Sep 27, 2018, 4:30 pm6:00 pm
East Pyne Hall, Room 010



Event Description
David Eng

David L. Eng

David L. Eng is the Richard L. Fisher Professor of English, and graduate chair of the Department of English of the University of Pennsylvania. He is also professor in the Program in Asian American Studies, the Program in Comparative Literature & Literary Theory, and the Program in Gender, Sexuality & Women's Studies. He received his B.A. in English from Columbia University and his Ph.D. in comparative literature from the University of California, Berkeley, and has taught at Columbia and Rutgers. He joined the University of Pennsylvania in 2007. He is the recipient of research fellowships from the Institute for Advanced Study, the Helsinki Collegium for Advanced Studies, and the Mellon Foundation, among others. His areas of specialization include American literature, Asian American studies, Asian diaspora, critical race theory, psychoanalysis, queer studies, gender studies, and visual culture.

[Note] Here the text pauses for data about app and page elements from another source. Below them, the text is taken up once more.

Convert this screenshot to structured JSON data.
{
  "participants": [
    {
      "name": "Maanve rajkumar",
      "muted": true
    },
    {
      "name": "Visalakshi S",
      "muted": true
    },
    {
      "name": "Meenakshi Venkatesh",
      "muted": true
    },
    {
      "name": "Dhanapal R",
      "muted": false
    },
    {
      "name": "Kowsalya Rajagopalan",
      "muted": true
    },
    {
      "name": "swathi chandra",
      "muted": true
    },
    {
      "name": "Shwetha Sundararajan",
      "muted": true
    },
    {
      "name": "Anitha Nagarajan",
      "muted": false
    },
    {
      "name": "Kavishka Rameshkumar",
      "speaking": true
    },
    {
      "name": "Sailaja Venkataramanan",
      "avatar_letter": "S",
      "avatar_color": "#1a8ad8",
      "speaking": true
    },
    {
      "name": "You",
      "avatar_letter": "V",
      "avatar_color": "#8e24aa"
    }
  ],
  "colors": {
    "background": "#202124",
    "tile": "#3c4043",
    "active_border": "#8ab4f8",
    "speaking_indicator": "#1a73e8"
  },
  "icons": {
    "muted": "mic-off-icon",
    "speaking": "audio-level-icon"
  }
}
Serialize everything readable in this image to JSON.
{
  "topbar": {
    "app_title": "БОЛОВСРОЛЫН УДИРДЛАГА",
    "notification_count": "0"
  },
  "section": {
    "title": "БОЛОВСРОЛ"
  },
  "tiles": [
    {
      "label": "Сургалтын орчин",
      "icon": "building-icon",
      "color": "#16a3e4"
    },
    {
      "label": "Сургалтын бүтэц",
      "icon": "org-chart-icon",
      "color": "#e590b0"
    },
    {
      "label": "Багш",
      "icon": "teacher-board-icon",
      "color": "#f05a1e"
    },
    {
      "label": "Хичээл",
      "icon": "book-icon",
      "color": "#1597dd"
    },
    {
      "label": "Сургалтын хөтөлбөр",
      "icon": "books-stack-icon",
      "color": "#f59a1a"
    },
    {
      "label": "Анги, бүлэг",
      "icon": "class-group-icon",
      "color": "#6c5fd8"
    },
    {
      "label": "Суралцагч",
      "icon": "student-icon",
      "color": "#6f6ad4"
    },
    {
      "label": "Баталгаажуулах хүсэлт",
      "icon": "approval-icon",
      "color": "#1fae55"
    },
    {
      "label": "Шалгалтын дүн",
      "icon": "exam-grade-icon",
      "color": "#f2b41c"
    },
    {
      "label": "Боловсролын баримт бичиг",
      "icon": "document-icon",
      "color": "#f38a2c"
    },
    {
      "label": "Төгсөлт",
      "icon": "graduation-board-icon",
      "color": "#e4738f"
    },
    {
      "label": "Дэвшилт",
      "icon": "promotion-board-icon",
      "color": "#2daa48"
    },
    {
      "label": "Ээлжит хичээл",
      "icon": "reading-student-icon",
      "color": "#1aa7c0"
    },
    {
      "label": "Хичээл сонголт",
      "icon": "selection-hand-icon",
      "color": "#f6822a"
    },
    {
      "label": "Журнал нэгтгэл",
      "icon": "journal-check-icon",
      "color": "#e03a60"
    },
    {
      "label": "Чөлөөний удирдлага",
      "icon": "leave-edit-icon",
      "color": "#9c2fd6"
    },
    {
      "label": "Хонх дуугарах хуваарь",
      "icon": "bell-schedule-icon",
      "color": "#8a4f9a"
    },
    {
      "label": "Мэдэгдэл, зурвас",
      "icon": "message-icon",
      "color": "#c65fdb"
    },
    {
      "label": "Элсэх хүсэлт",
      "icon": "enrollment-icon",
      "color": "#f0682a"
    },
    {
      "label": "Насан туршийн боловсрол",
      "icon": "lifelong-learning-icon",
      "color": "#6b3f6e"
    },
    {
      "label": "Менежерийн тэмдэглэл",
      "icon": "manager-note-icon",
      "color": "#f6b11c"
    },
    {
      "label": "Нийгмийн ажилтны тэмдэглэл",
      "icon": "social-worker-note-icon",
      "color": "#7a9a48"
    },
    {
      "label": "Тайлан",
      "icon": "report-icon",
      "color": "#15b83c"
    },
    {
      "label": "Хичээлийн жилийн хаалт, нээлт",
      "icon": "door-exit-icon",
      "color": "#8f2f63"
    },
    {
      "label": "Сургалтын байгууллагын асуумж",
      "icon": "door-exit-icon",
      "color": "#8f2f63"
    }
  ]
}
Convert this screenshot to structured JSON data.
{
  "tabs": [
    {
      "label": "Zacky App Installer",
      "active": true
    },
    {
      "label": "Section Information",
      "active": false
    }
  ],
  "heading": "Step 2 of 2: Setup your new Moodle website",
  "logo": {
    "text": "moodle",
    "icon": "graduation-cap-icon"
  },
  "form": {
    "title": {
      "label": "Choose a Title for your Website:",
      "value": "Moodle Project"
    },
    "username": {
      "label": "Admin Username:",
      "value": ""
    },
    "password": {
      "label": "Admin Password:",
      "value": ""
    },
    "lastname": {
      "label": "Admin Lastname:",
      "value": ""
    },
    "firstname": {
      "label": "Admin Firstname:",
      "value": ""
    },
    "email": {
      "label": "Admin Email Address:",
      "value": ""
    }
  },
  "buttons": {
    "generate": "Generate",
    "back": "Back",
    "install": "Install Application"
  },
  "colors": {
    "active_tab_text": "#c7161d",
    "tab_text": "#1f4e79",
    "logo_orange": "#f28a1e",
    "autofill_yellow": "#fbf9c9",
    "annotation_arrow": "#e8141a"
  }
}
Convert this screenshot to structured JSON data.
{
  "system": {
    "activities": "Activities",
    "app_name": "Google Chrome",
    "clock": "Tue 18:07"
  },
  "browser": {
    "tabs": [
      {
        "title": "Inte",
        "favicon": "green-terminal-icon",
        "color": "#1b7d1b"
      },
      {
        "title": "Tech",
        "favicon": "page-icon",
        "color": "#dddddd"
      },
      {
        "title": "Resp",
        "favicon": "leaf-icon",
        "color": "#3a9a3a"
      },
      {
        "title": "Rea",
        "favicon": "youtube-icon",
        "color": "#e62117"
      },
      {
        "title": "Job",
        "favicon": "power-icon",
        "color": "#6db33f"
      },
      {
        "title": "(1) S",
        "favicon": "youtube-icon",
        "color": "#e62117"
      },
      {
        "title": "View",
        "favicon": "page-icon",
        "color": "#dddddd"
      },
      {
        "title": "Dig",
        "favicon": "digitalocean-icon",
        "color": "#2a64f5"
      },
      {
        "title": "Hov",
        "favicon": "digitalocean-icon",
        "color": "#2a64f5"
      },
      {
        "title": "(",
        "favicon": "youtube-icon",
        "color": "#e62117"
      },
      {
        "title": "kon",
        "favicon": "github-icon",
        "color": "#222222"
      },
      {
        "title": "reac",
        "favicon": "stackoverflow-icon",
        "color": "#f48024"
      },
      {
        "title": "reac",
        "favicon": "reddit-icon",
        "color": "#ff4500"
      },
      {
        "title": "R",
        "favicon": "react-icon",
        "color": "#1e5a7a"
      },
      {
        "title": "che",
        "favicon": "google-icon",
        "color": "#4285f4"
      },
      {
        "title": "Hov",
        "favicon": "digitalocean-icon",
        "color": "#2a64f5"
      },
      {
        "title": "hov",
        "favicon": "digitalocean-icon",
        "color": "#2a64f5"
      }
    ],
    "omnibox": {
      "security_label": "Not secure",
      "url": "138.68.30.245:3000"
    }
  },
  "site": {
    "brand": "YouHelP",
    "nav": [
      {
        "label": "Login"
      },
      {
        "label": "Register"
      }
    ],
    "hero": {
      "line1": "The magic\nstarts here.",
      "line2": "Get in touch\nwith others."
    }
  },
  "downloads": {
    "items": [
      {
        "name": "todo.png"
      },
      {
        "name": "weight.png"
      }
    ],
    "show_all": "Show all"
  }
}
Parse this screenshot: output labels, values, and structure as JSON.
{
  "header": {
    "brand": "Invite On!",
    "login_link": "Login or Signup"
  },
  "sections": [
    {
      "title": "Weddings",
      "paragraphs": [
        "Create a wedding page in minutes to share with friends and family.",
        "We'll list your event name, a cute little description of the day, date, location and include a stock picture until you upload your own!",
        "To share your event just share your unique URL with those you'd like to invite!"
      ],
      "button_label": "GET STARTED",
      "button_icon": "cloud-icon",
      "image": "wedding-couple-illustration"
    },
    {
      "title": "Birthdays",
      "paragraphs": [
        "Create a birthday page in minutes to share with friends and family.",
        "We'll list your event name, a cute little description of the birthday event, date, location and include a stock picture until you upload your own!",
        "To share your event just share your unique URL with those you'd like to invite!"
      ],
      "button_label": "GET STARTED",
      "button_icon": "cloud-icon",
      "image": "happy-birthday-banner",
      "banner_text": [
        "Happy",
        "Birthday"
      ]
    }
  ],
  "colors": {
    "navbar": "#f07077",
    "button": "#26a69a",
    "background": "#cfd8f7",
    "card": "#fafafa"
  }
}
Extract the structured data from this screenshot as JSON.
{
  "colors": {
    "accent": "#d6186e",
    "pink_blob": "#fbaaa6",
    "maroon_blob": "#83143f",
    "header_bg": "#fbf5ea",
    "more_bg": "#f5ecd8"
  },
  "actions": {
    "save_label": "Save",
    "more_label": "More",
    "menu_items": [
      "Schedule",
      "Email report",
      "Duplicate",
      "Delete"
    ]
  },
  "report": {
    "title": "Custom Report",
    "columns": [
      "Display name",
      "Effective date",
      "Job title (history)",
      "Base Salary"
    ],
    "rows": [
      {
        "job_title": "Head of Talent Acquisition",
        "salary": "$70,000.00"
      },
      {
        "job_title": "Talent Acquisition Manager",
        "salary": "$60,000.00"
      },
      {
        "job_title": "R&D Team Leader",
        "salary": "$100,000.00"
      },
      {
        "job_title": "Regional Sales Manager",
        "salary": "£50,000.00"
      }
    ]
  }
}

Eng is author with Shinhee Han of Racial Melancholia, Racial Dissociation: On the Social and Psychic Lives of Asian Americans (Duke University Press, forthcoming 2018), The Feeling of Kinship: Queer Liberalism and the Racialization of Intimacy (Duke University Press, 2010), and Racial Castration: Managing Masculinity in Asian America (Duke University Press, 2001). He is co-editor with David Kazanjian of Loss: The Politics of Mourning (University of California Press, 2003) and with Alice Y. Hom of Q & A: Queer in Asian America (Temple University Press, 1998, winner of a Lambda Literary Award and Association of Asian American Studies Book Award). He is co-editor of two special issues of the journal Social Text: with Teemu Ruskola and Shuang Shen, “China and the Human” (2011/2012), and with, Jack Halberstam and José Esteban Muñoz, “What's Queer about Queer Studies Now?” (2005). His current book project, “Reparations and the Human,” investigates the relationship between political and psychic genealogies of reparation in Cold War Asia.



  • Program in American Studies
  • Department of English
  • Program in Gender and Sexuality Studies